Sunday, March 2, 2014

The Story of Numbers: Great Lesson #5

We have made it to the final Great Lesson in Montessori's Cosmic Education. This fifth and final story is known as The Story of Numbers. It is closely related to the fourth Great Lesson which was The Story of Communication in Signs. First we learned about where the alphabet came from, now we are learning about where our numbers came from. In both lessons, we learn about early civilizations and how they communicated both in their own groups and also with each other.

The Story of Numbers tells us how ancient people kept track of items, time, distance, etc. It is interesting to look back on a time when there was no standardized units for people to compare things. When making a purchase at a market, you could just simply say it costs X amount of dollars or cents, but you would need to determine how much of something else your items were worth. Trade was the first form of currency. It is helpful for children to understand the basics of currency before doing this lesson. My son has been interested in money for quite a while now so he had the basics down. 

There are actually several different stories for this lesson I have found. I looked through my resources and chose the one I liked best. I have in the past used my Montessori R&D manuals for this, but we do not have whichever manual this particular lesson is in (History maybe?). I do like for her Great Lesson pages but her History of Mathematics was much shorter than the others. I decided to use the Story of Numerals from because it had lots of info and some small pictures (the pictures are for me to keep track of the charts).

There are several charts that are used in this lesson to show how numbers changed over time. I had a bit of trouble finding these charts so I would like to share mine with you. I simply drew these out on white card stock (letter size paper) with a black sharpie. They are normally a larger size for classroom use but in the homeschool setting, this was plenty big enough (plus it takes up less room when its sitting on the shelf for follow up use). You can click on the photos below to make them much larger.

Once we finished our story and looked over the charts a bit more, we explored a few library books. I have mentioned before in my posts, we love the library. I love that we can borrow books for free and then not have to store them in our already overflowing bookcases. We can also explore many more than if I were purchasing them. I encourage you to check out your local library for resources. Sometimes we will go through 10 books on a given topic before we find the one gem that has all the info we wanted. Anyway, here are a few that we found helpful.

Roman Numerals by David A. Adler
I love this book! It has lots of examples that help make Roman Numerals easy to understand. There are also some games included to make it fun. It also talks about some of the older number systems. This is an older book, this author has a newer one that may be an updated version. 

Here T is writing numbers on one size of small pieces of paper and Roman Numerals that match on the back. Then he can build numbers and only needs to flip them over to check his work.

The Story of Money by Betsy Maestro
We really enjoyed this book. It showed lots of info on how money came to be.

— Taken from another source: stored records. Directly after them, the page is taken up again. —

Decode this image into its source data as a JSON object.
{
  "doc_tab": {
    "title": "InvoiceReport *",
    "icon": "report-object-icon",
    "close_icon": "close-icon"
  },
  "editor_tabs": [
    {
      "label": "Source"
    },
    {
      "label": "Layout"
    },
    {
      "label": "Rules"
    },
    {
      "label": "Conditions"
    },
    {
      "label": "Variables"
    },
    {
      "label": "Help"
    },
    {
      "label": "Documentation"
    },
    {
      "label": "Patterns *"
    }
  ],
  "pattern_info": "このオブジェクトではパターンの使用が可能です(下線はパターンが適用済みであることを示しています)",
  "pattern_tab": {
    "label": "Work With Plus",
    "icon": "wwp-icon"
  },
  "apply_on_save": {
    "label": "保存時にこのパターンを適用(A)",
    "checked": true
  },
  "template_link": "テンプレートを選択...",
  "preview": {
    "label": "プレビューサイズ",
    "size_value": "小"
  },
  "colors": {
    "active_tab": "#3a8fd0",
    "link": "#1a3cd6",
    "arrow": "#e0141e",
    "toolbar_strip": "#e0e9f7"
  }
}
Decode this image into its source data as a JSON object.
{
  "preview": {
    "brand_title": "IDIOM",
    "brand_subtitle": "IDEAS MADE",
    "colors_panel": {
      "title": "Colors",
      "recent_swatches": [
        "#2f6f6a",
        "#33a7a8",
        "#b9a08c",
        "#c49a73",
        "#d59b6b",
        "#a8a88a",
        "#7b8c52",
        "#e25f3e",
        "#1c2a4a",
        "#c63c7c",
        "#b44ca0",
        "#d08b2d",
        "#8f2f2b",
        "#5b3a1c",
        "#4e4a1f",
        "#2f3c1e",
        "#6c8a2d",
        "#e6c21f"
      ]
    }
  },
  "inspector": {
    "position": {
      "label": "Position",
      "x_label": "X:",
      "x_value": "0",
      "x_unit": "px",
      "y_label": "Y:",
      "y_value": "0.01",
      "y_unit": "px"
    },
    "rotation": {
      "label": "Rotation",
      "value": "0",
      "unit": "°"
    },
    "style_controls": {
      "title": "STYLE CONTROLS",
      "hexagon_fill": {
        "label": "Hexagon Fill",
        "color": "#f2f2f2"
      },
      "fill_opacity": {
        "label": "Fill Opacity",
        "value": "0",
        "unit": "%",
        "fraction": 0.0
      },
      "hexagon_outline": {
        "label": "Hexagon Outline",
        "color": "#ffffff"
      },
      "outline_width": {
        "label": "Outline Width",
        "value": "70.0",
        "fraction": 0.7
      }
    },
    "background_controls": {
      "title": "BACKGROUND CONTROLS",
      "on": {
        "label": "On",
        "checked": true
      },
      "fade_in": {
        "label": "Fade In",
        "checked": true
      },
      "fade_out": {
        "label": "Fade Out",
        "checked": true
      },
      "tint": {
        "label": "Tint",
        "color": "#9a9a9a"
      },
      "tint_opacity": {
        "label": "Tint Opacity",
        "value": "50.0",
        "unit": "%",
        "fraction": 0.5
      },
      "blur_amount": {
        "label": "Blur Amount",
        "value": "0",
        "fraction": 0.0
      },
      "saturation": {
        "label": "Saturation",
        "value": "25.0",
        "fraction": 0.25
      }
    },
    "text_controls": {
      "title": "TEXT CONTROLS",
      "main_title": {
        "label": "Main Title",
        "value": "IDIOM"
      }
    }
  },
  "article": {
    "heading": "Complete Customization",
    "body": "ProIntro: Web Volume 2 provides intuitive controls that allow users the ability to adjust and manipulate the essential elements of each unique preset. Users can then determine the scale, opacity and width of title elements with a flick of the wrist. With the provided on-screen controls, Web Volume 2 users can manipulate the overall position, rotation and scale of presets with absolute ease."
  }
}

This is a fun Roman Numerals game that he will be working on Monday morning while B and I are at her toddler music class.  (on a side note, we also love this game from the same blog that is math related Multiplication Area dice game). This game is an intro to adding and subtracting Roman Numerals. 

We had fun learning about the evolution of numbers, ancient civilizations and Roman Numerals. It really feels nice to have finished our Great Lessons for the year. Last year we only made it through the first. I feel like we really accomplished something big this time. Cosmic Education seems like such a wonderful foundation and I have witnessed it in my son over this past year. There have been so many instances where he has learned a new topics and it ties into one of the Great Lessons we have already studied. He loves the fact that he has a reference point for all of these BIG subjects when new details come up.


  1. Wow! Great post. Thanks for sharing your resources!!

  2. The moteaco link does not seem to be working. Can you repost this? Thanks.

    1. The Moteaco site was shut down by the owner :(